By Walter Mugdan
In 1792 the Scottish engineer William Murdock pioneered the process of commercial coal gasification – that is, turning the solid lumps of hard, black mineral into gaseous form. Murdock, a colleague of James Watt (of steam engine fame, not the former U.S. Secretary of Interior), heated coal in the absence of air, converting most of the coal to a gas similar to the natural gas that many of us use today heating and cooking.
Murdock’s purpose was to generate gas that could be used for lighting. Within a few years gas lighting became common in factories in Britain. By 1814, gas streetlights were being installed in London, and by 1819 close to 300 miles of pipe had been laid in that city to supply some 51,000 burners. In 1816, a Murdock licensee, the Baltimore Gas Company, started the first coal gasification operation in America, also primarily for use in lighting. For many decades, coal gas was the dominant fuel for indoor lighting, and for nearly a century it was dominant for urban street lighting.
More than 1500 gasification plants (known as “manufactured gas plants” or MGPs) operated in the U.S. in the past. It was expensive to build the pipes and other infrastructure needed to convey the gas to homes and streetlights, so these plants were built in the midst of the densely populated urban areas near where the gas was used; New York City alone had several dozen. The last MFG plant in New York State closed as recently as 1972.
Gaslight was quite beautiful – even romantic – and, of course, an amazing improvement over candles and oil lamps. But coal gasification was a very messy business, leaving tarry residues loaded with what we now know to be toxic chemicals. The coal tar wastes were routinely dumped on the ground. Because the coal tar never really hardens, it tends to ooze its way down into the ground until it hits some obstruction (like bedrock), and then it moves sideways.

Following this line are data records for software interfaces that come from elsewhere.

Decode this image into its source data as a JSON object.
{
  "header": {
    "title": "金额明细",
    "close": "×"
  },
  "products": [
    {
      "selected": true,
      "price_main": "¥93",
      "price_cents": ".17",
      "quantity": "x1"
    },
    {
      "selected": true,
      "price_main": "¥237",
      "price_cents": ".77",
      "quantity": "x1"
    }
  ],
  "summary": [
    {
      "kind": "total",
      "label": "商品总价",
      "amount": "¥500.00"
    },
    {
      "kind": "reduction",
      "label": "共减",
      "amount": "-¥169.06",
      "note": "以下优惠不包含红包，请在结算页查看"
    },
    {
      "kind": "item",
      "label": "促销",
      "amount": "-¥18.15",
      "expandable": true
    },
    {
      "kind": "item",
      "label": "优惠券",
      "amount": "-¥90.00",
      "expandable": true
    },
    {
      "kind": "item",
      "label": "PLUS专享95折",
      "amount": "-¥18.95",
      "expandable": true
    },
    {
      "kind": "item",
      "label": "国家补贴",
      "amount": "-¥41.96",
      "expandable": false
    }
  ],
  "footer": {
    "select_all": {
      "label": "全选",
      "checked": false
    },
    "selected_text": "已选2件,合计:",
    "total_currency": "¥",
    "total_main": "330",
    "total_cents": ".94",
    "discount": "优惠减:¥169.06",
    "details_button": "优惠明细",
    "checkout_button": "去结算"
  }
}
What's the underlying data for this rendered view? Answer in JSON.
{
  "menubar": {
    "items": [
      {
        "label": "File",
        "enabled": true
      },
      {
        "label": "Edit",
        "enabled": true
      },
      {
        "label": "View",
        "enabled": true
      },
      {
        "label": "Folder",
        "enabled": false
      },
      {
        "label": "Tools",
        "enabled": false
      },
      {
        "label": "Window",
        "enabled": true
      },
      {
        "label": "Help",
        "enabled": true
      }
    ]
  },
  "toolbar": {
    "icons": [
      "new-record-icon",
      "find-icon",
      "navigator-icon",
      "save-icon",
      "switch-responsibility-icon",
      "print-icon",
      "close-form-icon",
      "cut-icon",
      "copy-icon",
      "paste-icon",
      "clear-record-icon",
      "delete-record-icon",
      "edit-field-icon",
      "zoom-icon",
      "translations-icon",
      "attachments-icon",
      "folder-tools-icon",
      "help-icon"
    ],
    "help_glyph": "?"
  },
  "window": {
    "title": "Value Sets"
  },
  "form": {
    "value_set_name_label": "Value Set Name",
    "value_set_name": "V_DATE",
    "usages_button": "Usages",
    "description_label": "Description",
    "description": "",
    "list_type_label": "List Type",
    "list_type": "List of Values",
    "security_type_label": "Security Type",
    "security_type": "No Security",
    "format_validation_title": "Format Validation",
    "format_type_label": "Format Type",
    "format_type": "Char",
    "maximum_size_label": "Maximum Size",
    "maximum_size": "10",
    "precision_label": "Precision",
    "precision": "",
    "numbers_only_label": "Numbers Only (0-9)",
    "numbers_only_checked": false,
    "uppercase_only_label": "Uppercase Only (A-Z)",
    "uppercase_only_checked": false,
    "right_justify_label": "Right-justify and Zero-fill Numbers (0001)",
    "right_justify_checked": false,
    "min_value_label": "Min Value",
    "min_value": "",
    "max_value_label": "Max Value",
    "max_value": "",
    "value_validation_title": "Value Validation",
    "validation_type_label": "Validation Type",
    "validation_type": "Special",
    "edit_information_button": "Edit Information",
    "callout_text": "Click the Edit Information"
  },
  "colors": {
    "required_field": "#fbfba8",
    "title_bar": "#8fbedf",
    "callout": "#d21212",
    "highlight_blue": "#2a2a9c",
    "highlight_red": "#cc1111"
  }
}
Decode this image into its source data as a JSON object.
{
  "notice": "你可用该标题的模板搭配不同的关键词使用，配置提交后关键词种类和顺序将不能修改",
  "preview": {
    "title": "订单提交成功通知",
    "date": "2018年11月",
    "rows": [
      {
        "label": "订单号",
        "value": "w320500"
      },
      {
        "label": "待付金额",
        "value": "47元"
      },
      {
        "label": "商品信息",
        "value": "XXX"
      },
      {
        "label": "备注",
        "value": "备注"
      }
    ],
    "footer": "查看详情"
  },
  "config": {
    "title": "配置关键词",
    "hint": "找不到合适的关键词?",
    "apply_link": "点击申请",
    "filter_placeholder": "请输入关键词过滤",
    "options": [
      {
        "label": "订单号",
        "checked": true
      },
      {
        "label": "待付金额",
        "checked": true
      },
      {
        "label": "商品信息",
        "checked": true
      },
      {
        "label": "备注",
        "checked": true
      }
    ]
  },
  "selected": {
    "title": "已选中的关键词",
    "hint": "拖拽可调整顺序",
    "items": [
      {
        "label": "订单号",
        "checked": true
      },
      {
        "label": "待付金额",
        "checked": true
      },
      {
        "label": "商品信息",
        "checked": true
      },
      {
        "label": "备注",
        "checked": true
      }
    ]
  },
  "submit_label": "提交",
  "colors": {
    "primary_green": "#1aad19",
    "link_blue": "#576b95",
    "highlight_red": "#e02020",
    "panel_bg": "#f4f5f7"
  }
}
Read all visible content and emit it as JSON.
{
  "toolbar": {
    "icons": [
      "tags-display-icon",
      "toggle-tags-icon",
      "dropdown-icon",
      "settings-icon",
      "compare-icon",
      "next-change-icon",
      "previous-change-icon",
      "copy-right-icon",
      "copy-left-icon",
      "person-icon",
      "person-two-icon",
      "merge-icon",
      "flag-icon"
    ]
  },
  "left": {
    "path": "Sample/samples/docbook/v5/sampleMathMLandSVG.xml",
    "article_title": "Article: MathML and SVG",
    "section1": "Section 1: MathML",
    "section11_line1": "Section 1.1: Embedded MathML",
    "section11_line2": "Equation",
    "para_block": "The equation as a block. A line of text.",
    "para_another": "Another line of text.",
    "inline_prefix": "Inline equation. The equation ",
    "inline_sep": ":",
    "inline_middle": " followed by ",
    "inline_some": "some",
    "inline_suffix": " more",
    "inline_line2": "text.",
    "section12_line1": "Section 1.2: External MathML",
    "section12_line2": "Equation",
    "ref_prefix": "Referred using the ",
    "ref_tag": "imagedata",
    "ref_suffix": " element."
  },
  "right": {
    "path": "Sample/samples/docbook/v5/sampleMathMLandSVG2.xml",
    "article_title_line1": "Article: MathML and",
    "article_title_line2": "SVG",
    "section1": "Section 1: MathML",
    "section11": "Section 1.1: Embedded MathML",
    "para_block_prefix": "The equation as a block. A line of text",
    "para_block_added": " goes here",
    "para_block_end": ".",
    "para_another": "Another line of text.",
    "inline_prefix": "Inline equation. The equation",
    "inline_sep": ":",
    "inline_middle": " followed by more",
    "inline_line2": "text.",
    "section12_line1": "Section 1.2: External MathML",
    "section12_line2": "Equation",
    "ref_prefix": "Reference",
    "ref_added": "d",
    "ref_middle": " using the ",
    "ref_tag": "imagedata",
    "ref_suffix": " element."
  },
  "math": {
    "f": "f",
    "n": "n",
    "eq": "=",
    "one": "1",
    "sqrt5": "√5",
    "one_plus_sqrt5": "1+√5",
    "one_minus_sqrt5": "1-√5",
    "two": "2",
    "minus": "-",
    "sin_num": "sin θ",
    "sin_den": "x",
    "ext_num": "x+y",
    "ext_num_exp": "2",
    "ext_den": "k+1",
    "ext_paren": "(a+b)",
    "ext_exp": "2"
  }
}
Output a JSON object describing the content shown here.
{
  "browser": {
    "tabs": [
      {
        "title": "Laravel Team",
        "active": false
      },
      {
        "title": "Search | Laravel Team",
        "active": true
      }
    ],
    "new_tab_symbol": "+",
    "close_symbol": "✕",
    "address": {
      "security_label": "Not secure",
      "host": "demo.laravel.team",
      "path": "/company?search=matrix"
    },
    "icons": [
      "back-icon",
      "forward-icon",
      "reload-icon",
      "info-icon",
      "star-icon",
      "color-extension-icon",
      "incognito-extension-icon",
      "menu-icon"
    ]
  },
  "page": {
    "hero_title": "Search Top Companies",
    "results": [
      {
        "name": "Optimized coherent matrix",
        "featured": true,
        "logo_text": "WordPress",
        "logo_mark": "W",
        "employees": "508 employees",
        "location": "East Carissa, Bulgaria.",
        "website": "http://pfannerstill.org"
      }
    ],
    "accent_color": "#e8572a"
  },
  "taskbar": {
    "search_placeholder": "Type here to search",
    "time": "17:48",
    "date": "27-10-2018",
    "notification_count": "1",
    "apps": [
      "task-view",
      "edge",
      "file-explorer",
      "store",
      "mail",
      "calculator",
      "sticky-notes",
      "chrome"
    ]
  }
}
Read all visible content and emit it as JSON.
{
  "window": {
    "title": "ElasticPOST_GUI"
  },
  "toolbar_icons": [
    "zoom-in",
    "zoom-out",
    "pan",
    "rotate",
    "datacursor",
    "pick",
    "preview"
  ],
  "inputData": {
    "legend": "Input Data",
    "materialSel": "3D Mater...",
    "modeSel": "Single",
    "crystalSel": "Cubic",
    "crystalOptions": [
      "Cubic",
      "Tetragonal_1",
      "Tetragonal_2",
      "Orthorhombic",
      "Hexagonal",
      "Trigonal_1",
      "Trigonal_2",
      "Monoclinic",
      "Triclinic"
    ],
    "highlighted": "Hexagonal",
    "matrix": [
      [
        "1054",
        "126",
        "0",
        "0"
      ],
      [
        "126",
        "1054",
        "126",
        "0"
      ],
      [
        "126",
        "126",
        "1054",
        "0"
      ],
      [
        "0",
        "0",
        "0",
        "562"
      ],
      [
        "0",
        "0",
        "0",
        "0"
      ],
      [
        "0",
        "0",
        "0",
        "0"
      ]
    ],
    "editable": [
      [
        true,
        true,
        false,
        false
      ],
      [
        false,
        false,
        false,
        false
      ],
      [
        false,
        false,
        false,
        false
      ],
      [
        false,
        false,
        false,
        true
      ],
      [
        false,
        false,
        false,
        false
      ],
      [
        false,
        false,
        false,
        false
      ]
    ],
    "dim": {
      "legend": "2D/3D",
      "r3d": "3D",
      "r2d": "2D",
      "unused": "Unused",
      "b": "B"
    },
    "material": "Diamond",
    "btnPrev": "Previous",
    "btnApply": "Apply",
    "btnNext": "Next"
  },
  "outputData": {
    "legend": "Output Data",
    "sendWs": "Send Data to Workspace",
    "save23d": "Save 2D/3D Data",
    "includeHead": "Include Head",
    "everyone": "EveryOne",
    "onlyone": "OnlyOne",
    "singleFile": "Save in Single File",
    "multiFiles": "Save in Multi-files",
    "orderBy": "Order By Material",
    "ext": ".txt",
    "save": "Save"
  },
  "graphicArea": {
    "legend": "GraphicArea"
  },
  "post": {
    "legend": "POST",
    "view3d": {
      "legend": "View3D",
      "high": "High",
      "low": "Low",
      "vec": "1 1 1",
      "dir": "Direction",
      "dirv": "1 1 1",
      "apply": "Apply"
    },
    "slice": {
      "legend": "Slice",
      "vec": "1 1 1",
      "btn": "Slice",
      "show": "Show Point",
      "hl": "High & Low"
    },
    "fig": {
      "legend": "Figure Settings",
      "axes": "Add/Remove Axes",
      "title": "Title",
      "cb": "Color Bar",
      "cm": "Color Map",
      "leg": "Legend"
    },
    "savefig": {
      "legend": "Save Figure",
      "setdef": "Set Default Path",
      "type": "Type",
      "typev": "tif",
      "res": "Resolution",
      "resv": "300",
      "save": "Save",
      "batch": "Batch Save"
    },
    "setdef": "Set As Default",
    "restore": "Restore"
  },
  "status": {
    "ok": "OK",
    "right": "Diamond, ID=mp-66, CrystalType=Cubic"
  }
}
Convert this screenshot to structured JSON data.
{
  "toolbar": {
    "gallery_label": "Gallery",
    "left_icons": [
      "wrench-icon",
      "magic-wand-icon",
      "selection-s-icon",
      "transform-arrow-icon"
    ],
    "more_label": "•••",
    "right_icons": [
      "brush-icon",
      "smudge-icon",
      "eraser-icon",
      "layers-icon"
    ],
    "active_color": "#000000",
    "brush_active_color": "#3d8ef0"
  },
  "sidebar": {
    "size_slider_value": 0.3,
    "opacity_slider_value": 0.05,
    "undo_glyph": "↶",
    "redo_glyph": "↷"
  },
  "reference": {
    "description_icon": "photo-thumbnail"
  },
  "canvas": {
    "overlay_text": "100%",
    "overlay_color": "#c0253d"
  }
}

Because MGPs used lots of coal, most were built next to a commercial waterway for ease of delivery. Consequently, those waterways are now often contaminated by the coal tar.
There are plenty of coal tar sites on the federal Superfund list and comparable state lists of contaminated sites. In New York alone there are some 300 coal tar sites on the state’s hazardous waste site list. (Nearly 200 of these have been or are being remediated.) There were no less than 3 MGPs along the short 2-mile length of the infamous Gowanus Canal in Brooklyn, which contributed to contaminant levels in the canal mud that are measured in parts per hundred (rather than the usual parts per million, billion or even trillion).
Coal gas eventually gave way to electricity as a means of producing light; and natural gas replaced coal gas for heating and cooking. But the mess left behind by the MGPs remains a huge problem, requiring billions of dollars in cleanup costs.
About the Author: Since 2008 Walter has served as Superfund director for U.S. EPA Region 2, managing the region’s toxic waste cleanup, emergency response and brownfields programs. For the previous six years he was director of the region’s air, water, hazardous waste and environmental review programs. He joined Region 2 in 1975 as a staff attorney doing air pollution enforcement work. From 1991 to 2002 he held various supervisory positions in the region’s legal office, culminating as Regional Counsel. In his private life he heads a small, local conservation group in northeast Queens. He enjoys bicycling, kayaking and hiking; and since 2010 he has been moonlighting as an Executive Producer (read: source of funding) for his daughter’s nascent career as an independent film maker.